Required action:
Determine how many lines in the entries below include the word "subtitle", and reply with that number alone.

Input material:
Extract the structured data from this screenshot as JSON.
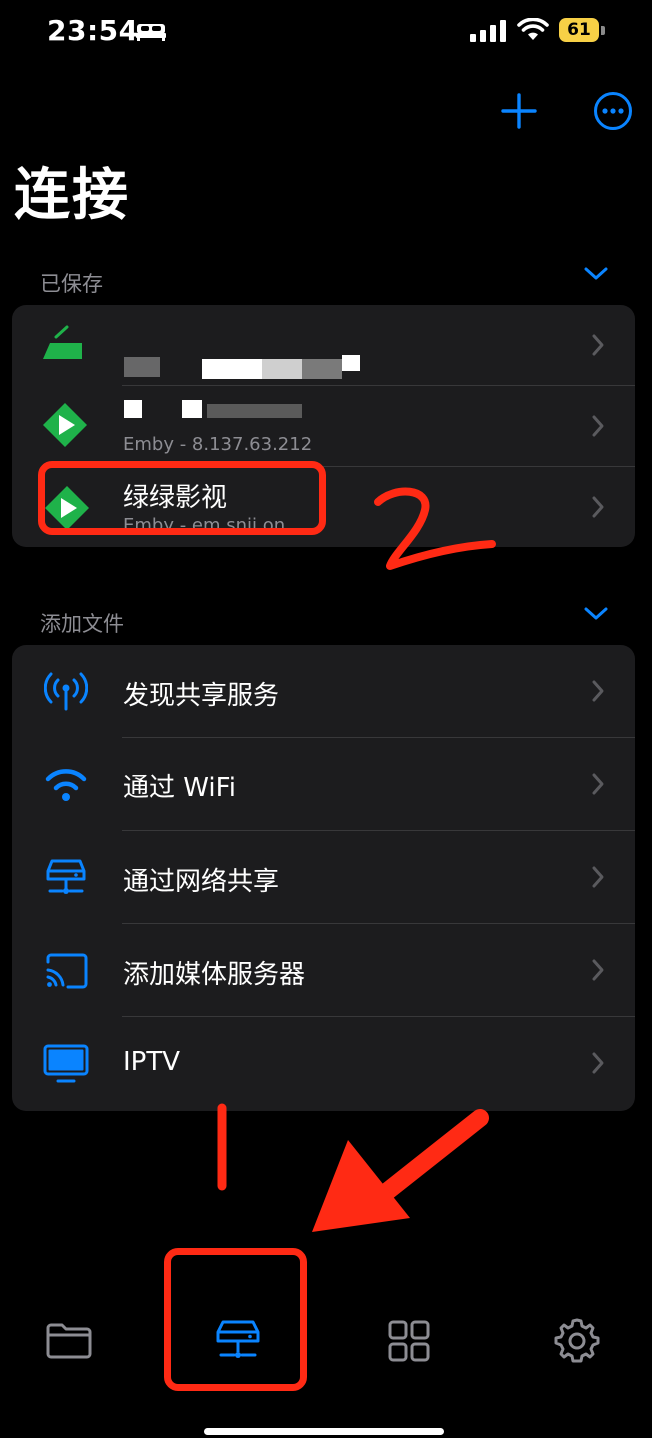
{
  "status_bar": {
    "time": "23:54",
    "battery": "61"
  },
  "page": {
    "title": "连接"
  },
  "saved_section": {
    "header": "已保存",
    "items": [
      {
        "title": "",
        "subtitle": ""
      },
      {
        "title": "",
        "subtitle": "Emby - 8.137.63.212"
      },
      {
        "title": "绿绿影视",
        "subtitle": "Emby - em.snii.on"
      }
    ]
  },
  "add_section": {
    "header": "添加文件",
    "items": [
      {
        "label": "发现共享服务",
        "icon": "antenna-icon"
      },
      {
        "label": "通过 WiFi",
        "icon": "wifi-icon"
      },
      {
        "label": "通过网络共享",
        "icon": "network-server-icon"
      },
      {
        "label": "添加媒体服务器",
        "icon": "cast-icon"
      },
      {
        "label": "IPTV",
        "icon": "tv-icon"
      }
    ]
  },
  "tab_bar": {
    "tabs": [
      "files-tab",
      "connections-tab",
      "apps-tab",
      "settings-tab"
    ],
    "selected": "connections-tab"
  },
  "annotations": {
    "step_2_label": "2",
    "step_1_label": "1"
  },
  "colors": {
    "accent": "#0a84ff",
    "annotation_red": "#ff2a14",
    "emby_green": "#1fb24a",
    "card_bg": "#1c1c1e"
  }
}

Answer to the problem:
3